Myself and other goalkeeper coaches preach stepping forward at an angle to make a diving save. Sometimes, when a keeper I'm training makes a mistake directly attributed to diving backwards, I'll jokingly say: "That's reason number 17 to dive forward!" While there may not be 17 reasons, there are at least a half-dozen advantages of stepping forward into the dive:
- More speed and extension. The human body is designed to go forward, not backwards. A forward step allows the stepping leg to generate more speed and power, and potentially get to a ball that might have gotten by if going backwards.
- Better catching angle. The "perfect" dive, one that is perpendicular to the flight of the ball, gets the hands in the optimum angle to make the catch. Any other angle means the ball is not coming square onto the hands, making it more difficult to catch.
- Better angle of deflection.
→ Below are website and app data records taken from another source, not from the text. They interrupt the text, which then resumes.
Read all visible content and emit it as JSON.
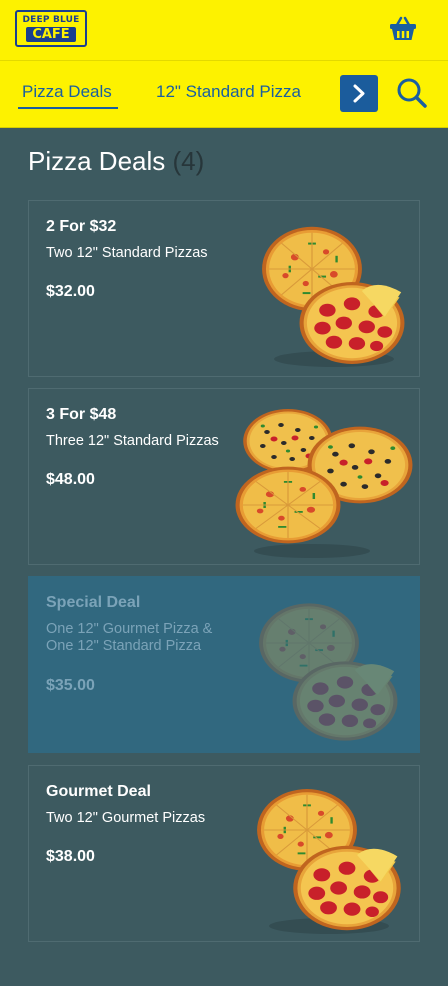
{
  "brand": {
    "logo_line1": "DEEP BLUE",
    "logo_line2": "CAFE"
  },
  "colors": {
    "header_bg": "#fdf200",
    "page_bg": "#3d5a60",
    "accent": "#1b5c9c",
    "disabled_card_bg": "#31687f"
  },
  "icons": {
    "cart": "basket-icon",
    "next": "chevron-right-icon",
    "search": "search-icon"
  },
  "tabs": [
    {
      "label": "Pizza Deals",
      "active": true
    },
    {
      "label": "12\" Standard Pizza",
      "active": false
    }
  ],
  "section": {
    "title": "Pizza Deals",
    "count": "(4)"
  },
  "deals": [
    {
      "name": "2 For $32",
      "description": "Two 12\" Standard Pizzas",
      "price": "$32.00",
      "available": true
    },
    {
      "name": "3 For $48",
      "description": "Three 12\" Standard Pizzas",
      "price": "$48.00",
      "available": true
    },
    {
      "name": "Special Deal",
      "description": "One 12\" Gourmet Pizza & One 12\" Standard Pizza",
      "price": "$35.00",
      "available": false
    },
    {
      "name": "Gourmet Deal",
      "description": "Two 12\" Gourmet Pizzas",
      "price": "$38.00",
      "available": true
    }
  ]
}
If the ball isn't held, a forward angle has a much better chance of propelling the ball away from goal or around the post. A backward angle may mean just pushing the ball into the side netting.
- Covering more of the goal. Diving forward takes the keeper away from the line, which has the result of covering more of the goal mouth.
- Going away from the post. A backwards dive can put the keeper at risk of colliding with the goalpost. The post will usually win. A forward dive takes the keeper away from potential collisions.
- Room for error. Just like any other catch, we want to get the hands forward so that if there is any error in judgment, we have some leeway to adjust. A forward dive allows for that.
What are the things that separate the top goalkeepers from the rest of the pack? Here are a few:
- Handling crosses. This is a key and not easily mastered technique. Timing and judgement are everything.
- Ability to play with feet. When I see players in a game without keepers, I shouldn't be able to tell who the goalkeeper is.
- Communication skill. Is the goalkeeper specific, commanding and organized?
And, most important of all:
- Mental toughness and attitude.
It is mentality that separates the best from the rest. How hard you work, how you handle failure
, and how determined you are.
Outstanding athletes? A dime a dozen. Good shot stoppers? Everywhere. There are incredibly talented players everywhere who never made it anywhere.
"How hard you work has a lot more to do with success than we ordinarily imagine. Ability cannot be separated from effort
— Malcolm Gladwell